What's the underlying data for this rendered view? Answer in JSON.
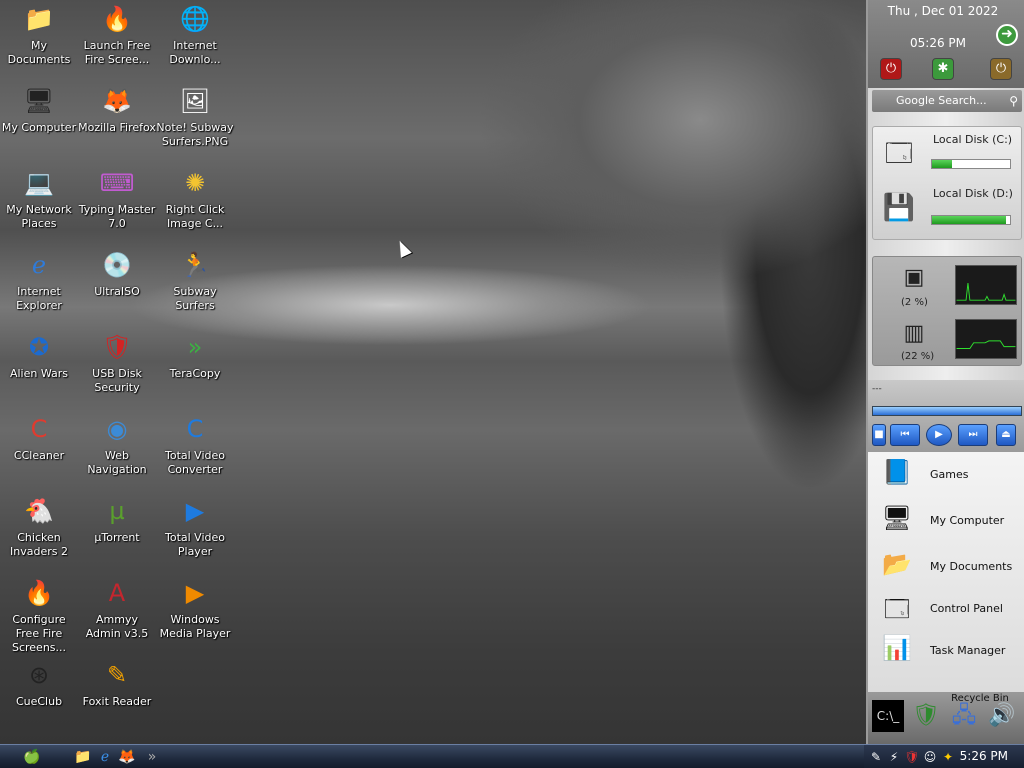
{
  "desktop": {
    "icons": [
      {
        "label": "My Documents",
        "glyph": "📁",
        "color": "#2f67c9"
      },
      {
        "label": "Launch Free Fire Scree...",
        "glyph": "🔥",
        "color": "#ff7a00"
      },
      {
        "label": "Internet Downlo...",
        "glyph": "🌐",
        "color": "#3aa53a"
      },
      {
        "label": "My Computer",
        "glyph": "🖥",
        "color": "#222222"
      },
      {
        "label": "Mozilla Firefox",
        "glyph": "🦊",
        "color": "#ff7a00"
      },
      {
        "label": "Note! Subway Surfers.PNG",
        "glyph": "🖼",
        "color": "#ffffff"
      },
      {
        "label": "My Network Places",
        "glyph": "💻",
        "color": "#333333"
      },
      {
        "label": "Typing Master 7.0",
        "glyph": "⌨",
        "color": "#c25bd1"
      },
      {
        "label": "Right Click Image C...",
        "glyph": "✺",
        "color": "#f4c430"
      },
      {
        "label": "Internet Explorer",
        "glyph": "ℯ",
        "color": "#2f7bd9"
      },
      {
        "label": "UltraISO",
        "glyph": "💿",
        "color": "#c0c0c0"
      },
      {
        "label": "Subway Surfers",
        "glyph": "🏃",
        "color": "#2d9b3a"
      },
      {
        "label": "Alien Wars",
        "glyph": "✪",
        "color": "#1c6bd0"
      },
      {
        "label": "USB Disk Security",
        "glyph": "🛡",
        "color": "#d32323"
      },
      {
        "label": "TeraCopy",
        "glyph": "»",
        "color": "#3cb043"
      },
      {
        "label": "CCleaner",
        "glyph": "C",
        "color": "#e03b2f"
      },
      {
        "label": "Web Navigation",
        "glyph": "◉",
        "color": "#3c8bd6"
      },
      {
        "label": "Total Video Converter",
        "glyph": "C",
        "color": "#1e7be0"
      },
      {
        "label": "Chicken Invaders 2",
        "glyph": "🐔",
        "color": "#d41f1f"
      },
      {
        "label": "µTorrent",
        "glyph": "µ",
        "color": "#5aa02c"
      },
      {
        "label": "Total Video Player",
        "glyph": "▶",
        "color": "#1e7be0"
      },
      {
        "label": "Configure Free Fire Screens...",
        "glyph": "🔥",
        "color": "#ff7a00"
      },
      {
        "label": "Ammyy Admin v3.5",
        "glyph": "A",
        "color": "#c4262e"
      },
      {
        "label": "Windows Media Player",
        "glyph": "▶",
        "color": "#f08a00"
      },
      {
        "label": "CueClub",
        "glyph": "⊛",
        "color": "#222222"
      },
      {
        "label": "Foxit Reader",
        "glyph": "✎",
        "color": "#f0a000"
      }
    ]
  },
  "sidebar": {
    "date": "Thu , Dec 01 2022",
    "time": "05:26 PM",
    "search_placeholder": "Google Search...",
    "disks": [
      {
        "label": "Local Disk (C:)",
        "used_pct": 25
      },
      {
        "label": "Local Disk (D:)",
        "used_pct": 95
      }
    ],
    "cpu": {
      "label": "(2 %)",
      "icon": "cpu-icon"
    },
    "mem": {
      "label": "(22 %)",
      "icon": "memory-icon"
    },
    "player_title": "---",
    "menu": [
      {
        "label": "Games",
        "glyph": "📘"
      },
      {
        "label": "My Computer",
        "glyph": "🖥"
      },
      {
        "label": "My Documents",
        "glyph": "📂"
      },
      {
        "label": "Control Panel",
        "glyph": "🗔"
      },
      {
        "label": "Task Manager",
        "glyph": "📊"
      }
    ],
    "dock_label": "Recycle Bin"
  },
  "taskbar": {
    "start_glyph": "",
    "clock": "5:26 PM",
    "quick_launch": [
      "folder",
      "ie",
      "firefox"
    ],
    "overflow": "»"
  },
  "colors": {
    "taskbar": "#1f2a3d",
    "sidebar": "#dcdcdc",
    "disk_fill": "#1f9a1f"
  }
}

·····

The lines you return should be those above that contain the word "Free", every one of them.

- **Worked solution**
        "label": "Launch Free Fire Scree...",
        "label": "Configure Free Fire Screens...",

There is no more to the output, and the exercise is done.